The CropTec Show 2017
Join SOYL this November at The CropTec Show – visit them on stand no. 90 in Hall 1
Registration is free for all those who pre-register before the event.
SOYL to unveil FIVE precision innovations at CropTec
SOYL exhibiting on stand 90 in Hall 1
Precision crop production leaders, SOYL will officially unveil a quintet of new or improved precision tools at CropTec event this November.
“CropTec has become a significant event in the arable calendarand we are delighted to share five SOYL innovations with farmers this year,” says SOYL commercial director, Simon Parrington.
- ‘ZoneSwitch’ on/off control for granular applications
The ZoneSwitch is a new hardware development that allows the automatic switching on or off of granular applicators. Distinct from variable rate applications, which will vary the rate of applied product, the ZoneSwitch detects if a product should be applied or not. This allows the operator to automate patch application within fields and/or restrict application of products around features such as watercourses. Designed to work with the Custom Applications module in MySOYL, and compatible with the SOYL app iSOYL, the ZoneSwitch allows granular applications to be targeted in a straightforward way. The switch is compatible with all popular UK granular applicators from Stocks, Horstein and Techneat.
- Unlocking the power of yield maps with MySOYL
SOYL’s web-based precision crop service MySOYL enables growers to make smarter business decisions based on data insight. The MySOYL feature, which enables yield data from any combine to be uploaded and integrated with existing crop data, has had some recent improvements:
- Performance maps are available where yield data is combined over multiple seasons. This shows which parts of fields are performing or underperforming, or inconsistent. This identifies which areas of the farm are contributing to gross margins and those where remedial action may be required.
- Yield maps can be adjusted to show actual ‘field offtake’. A combine yield map will record yield across the field but because of inaccuracies in measurement and calibration that total is never completely accurate. MySOYL users can now alter the yield measurement point which means the field offtake measurement is more accurate.
- Better data analysis of yield performance and improved screen displays.
- iSOYL gets new ‘Active’ mode
A new ‘Active’ mode for the variable rate app iSOYL will be introduced at CropTec. It enables problems or features to be logged whilst spraying or applying fertiliser. This means growers can now more easily log features around the farm and make adjustments accordingly in variable rate application plans. This is useful for recording information such as patches of weeds, slug damage or watercourses. As well as being able to record these features using the app while walking the field, growers can now log features while they are in the cab and making applications using iSOYL.
- How much rain did my farm get three seasons ago?
Do you agree that weather is the single greatest influence on your production in any given year? MySOYL now allows users to see past weather data for their farm. This information enables users to look back and see what actually happened for any particular given period of time. What were the levels of solar radiation like? What were temperatures like? Combined with yield data and NDVI (normalized difference vegetation index) imagery available next year, SOYL can help farmers make smarter decisions using the crop production data layers in MySOYL.
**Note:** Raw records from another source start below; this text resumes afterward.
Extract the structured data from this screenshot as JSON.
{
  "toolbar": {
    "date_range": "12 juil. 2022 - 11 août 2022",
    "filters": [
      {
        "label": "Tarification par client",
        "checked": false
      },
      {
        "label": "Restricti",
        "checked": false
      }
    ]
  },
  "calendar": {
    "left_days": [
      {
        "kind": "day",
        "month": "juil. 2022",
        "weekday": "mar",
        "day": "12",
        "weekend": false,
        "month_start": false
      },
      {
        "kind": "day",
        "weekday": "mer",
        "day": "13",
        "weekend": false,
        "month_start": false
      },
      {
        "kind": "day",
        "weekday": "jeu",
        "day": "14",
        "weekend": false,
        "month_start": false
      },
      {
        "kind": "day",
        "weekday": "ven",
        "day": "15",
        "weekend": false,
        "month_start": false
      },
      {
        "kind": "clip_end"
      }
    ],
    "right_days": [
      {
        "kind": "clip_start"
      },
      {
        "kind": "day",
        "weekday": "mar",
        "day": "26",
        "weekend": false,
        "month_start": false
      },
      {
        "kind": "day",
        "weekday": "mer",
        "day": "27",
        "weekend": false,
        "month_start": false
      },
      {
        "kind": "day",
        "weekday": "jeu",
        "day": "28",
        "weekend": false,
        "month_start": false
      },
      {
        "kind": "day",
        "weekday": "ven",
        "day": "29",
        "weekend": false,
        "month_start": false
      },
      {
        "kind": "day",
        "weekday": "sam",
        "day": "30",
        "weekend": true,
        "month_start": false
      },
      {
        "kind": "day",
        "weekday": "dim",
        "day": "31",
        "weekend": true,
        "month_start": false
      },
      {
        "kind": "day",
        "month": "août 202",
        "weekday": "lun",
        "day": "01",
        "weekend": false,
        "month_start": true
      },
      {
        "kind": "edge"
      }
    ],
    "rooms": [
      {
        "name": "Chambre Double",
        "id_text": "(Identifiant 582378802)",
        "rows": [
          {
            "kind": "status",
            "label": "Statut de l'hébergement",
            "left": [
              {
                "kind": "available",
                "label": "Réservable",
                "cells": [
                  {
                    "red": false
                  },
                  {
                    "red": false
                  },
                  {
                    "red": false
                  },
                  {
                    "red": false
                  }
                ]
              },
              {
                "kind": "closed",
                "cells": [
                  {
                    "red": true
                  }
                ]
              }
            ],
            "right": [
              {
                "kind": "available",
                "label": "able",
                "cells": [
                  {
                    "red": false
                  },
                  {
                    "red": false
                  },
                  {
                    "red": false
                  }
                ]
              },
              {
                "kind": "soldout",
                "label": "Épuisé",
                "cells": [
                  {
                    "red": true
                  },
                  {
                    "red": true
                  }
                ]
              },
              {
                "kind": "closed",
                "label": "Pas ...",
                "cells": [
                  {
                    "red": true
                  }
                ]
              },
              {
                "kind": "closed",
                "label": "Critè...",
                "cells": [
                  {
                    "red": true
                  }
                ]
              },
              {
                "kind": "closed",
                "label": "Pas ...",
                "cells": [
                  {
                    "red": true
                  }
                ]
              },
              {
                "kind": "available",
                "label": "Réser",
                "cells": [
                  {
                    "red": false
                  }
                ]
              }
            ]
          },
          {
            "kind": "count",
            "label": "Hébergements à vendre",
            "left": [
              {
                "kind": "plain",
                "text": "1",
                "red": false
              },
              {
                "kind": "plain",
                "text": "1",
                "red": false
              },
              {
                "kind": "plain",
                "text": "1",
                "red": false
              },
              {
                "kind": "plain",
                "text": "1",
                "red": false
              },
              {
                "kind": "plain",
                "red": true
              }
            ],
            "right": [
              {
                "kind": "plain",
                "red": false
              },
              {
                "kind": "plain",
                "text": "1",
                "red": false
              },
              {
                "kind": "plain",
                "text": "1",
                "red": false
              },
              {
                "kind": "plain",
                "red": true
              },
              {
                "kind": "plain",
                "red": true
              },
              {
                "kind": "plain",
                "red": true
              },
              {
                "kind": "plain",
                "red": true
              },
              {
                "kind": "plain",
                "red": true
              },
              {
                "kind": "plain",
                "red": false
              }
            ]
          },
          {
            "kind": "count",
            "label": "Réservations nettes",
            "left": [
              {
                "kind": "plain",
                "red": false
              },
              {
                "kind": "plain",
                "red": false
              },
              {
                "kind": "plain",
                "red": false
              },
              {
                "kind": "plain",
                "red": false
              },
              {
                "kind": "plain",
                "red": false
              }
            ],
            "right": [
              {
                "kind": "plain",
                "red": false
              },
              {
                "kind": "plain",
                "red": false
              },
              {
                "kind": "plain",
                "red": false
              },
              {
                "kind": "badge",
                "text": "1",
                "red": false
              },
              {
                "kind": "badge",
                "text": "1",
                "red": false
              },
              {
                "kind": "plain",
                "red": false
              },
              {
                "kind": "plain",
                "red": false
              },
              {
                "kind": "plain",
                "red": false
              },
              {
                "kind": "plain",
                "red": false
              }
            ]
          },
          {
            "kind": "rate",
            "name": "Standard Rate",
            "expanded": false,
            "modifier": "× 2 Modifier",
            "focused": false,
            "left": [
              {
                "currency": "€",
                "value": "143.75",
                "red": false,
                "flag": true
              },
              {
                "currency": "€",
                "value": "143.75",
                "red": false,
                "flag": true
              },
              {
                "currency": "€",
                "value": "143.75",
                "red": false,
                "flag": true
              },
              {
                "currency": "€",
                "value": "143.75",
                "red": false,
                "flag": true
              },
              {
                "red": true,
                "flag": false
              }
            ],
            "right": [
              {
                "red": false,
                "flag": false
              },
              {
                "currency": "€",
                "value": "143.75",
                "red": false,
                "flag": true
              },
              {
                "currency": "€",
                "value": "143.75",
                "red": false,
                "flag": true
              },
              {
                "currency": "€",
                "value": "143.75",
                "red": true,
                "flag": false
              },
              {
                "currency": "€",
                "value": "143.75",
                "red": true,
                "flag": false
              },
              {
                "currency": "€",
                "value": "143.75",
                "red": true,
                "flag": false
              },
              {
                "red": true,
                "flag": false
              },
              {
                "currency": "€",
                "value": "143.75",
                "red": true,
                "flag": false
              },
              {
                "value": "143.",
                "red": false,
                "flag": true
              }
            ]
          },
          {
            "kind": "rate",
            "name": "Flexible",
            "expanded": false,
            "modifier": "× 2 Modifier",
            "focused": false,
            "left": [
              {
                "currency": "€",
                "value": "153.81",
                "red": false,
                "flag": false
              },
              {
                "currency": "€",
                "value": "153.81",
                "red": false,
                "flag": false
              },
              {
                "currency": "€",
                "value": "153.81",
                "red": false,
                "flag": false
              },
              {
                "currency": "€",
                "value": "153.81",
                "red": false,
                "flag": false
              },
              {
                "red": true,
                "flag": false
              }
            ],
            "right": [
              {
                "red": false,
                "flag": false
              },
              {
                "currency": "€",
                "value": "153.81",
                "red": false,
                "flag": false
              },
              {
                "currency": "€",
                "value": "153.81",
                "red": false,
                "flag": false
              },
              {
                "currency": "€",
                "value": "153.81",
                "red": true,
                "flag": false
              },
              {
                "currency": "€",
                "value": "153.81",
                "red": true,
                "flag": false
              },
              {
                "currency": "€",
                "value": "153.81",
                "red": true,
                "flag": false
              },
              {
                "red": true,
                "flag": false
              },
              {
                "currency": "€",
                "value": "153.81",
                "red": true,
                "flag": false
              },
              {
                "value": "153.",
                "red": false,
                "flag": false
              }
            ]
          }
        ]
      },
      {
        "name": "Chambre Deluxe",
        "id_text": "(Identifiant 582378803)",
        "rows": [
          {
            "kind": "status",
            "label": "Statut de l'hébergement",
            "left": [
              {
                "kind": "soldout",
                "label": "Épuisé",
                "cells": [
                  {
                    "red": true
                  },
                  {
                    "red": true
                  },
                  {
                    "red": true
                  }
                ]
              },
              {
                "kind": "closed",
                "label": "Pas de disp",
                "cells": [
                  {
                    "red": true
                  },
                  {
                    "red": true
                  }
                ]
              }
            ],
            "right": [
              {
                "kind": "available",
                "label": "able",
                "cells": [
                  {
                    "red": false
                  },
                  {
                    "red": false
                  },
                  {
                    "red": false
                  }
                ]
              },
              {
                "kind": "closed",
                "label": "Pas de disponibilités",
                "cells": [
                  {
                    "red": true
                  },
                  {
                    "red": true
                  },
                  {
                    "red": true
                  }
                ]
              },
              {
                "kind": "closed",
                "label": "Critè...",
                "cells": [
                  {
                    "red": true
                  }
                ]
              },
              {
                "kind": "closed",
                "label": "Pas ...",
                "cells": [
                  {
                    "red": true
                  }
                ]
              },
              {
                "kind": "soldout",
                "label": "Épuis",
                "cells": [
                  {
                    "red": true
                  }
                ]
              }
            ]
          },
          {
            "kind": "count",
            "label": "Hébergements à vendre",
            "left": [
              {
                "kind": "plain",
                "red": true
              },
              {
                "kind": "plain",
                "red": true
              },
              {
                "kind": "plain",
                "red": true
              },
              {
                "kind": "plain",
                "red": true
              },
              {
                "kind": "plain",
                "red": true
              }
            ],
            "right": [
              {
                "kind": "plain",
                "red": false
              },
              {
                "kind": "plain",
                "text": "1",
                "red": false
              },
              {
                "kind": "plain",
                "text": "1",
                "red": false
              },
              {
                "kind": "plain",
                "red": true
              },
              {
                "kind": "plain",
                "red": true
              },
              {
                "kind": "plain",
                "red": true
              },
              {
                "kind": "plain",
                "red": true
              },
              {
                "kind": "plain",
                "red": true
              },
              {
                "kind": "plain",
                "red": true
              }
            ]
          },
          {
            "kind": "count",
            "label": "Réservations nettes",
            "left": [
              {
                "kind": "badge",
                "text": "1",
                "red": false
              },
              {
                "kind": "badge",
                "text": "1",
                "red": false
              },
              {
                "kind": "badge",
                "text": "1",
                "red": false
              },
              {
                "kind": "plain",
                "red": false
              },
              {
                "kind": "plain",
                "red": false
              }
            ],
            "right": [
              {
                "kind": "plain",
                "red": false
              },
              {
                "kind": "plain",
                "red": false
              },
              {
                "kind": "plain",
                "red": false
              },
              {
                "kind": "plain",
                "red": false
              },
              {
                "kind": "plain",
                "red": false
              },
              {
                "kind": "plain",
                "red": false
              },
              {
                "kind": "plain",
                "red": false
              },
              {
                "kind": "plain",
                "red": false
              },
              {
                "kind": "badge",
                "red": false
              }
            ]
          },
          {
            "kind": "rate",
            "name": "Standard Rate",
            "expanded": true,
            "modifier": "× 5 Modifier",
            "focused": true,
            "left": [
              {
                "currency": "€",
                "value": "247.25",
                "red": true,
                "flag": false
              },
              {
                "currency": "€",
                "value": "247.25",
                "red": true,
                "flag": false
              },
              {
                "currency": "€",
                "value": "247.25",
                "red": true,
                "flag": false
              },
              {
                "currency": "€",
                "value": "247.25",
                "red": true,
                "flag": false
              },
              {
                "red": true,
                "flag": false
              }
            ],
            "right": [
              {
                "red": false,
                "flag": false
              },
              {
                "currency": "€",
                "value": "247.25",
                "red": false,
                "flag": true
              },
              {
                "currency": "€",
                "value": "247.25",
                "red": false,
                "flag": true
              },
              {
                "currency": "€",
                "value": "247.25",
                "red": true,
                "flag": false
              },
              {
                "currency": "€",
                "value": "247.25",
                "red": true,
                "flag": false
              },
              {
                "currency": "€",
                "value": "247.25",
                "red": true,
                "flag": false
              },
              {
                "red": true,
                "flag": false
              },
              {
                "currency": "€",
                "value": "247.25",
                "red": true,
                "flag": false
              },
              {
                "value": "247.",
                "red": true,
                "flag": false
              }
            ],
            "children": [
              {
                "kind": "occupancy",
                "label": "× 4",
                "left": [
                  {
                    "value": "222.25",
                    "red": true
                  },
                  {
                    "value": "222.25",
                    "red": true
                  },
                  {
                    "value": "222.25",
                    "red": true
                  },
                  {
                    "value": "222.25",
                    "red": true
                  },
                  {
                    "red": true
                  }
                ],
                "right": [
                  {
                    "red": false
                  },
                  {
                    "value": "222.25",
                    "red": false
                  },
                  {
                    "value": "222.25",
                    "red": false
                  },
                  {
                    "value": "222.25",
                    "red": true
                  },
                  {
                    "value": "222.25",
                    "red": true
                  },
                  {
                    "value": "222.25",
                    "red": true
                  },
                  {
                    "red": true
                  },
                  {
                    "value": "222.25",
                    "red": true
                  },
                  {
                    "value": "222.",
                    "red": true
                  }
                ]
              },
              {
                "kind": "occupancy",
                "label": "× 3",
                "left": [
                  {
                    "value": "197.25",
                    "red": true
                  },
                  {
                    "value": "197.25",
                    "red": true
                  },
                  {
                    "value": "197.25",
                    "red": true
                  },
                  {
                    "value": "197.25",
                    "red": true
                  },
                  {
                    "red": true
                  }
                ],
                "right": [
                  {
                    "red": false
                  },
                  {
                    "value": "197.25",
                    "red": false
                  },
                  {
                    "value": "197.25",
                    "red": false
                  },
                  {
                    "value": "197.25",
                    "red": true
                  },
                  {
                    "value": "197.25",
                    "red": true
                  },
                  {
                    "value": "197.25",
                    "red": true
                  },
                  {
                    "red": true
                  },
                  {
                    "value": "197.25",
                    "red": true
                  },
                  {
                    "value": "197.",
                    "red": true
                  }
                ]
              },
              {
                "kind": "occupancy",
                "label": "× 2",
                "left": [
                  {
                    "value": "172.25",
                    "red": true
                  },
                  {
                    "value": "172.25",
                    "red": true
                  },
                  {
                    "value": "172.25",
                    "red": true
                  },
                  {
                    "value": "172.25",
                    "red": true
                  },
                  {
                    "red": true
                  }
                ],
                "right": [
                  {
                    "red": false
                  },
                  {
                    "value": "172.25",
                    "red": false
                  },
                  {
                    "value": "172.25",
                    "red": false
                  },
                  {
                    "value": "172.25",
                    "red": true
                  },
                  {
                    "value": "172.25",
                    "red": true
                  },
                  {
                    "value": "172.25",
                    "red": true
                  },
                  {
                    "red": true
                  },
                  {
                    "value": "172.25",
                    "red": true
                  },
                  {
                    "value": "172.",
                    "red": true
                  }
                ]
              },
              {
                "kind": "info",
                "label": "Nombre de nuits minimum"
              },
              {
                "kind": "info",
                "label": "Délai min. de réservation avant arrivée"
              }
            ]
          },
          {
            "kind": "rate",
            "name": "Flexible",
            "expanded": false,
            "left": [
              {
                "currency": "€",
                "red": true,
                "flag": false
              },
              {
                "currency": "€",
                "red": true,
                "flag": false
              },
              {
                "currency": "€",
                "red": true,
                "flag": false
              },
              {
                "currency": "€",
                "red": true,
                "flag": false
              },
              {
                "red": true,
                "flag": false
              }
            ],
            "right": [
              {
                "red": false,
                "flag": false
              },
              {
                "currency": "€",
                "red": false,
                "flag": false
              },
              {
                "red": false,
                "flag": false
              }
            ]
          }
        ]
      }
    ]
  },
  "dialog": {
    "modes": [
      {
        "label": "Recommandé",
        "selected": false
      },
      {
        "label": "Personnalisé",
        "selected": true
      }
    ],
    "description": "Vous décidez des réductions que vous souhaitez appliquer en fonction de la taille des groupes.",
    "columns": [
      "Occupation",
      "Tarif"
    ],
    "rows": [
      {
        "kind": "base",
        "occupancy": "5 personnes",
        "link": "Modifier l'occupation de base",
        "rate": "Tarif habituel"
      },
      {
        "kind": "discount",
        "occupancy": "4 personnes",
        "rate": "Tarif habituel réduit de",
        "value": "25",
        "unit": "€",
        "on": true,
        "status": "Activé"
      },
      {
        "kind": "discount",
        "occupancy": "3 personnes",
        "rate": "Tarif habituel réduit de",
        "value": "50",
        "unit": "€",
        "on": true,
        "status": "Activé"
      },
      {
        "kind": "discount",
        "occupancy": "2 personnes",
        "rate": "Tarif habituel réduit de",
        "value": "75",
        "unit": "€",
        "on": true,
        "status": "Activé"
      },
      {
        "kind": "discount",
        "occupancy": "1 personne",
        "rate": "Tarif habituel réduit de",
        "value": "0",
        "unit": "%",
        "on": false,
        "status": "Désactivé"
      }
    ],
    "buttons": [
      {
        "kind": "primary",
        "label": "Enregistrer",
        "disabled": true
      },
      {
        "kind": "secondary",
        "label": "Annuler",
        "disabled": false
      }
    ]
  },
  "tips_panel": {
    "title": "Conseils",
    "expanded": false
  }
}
- Variable rate nitrogen for spring barley
Over the last few years SOYL’s technical team has been exploring ways of taking a variable rate nitrogen approach on spring barley crops. Satellite imagery to assess a crop’s nitrogen requirements will not work in the same way that it does on winter crops as most of the nitrogen is applied before the plant has grown enough to be accurately detected by remote sensing.
Therefore, the development team at SOYL has taken a different approach. They have found that overlaying layers of map data related to historic spring barley yields, soil surveys and satellite imagery will create areas of high and low yield potential. These different zones can then have variable treatments of high, low and ‘normal’ rates of nitrogen applied to see what the effects are on yield and nitrogen content of the crop.
Findings from the first two years of trials of this approach have shown that areas with high yield potential showed good yield increases from receiving additional nitrogen without compromising quality which was maintained at 1.6% (the market specification for malting barley contracts).
“We’ve always invested heavily to find solutions to help farmers meet the tough challenges of farming today and to extract maximum efficiency from every hectare. It’s great that five of our development projects are coming to fruition just in time for us to show growers at CropTec. Anyone who wants to learn more about these or any other aspect of precision should visit our stand,” concludes SOYL commercial director, Simon Parrington.
SOYL is at this year’s CropTec event on stand 1.90 in Hall 1.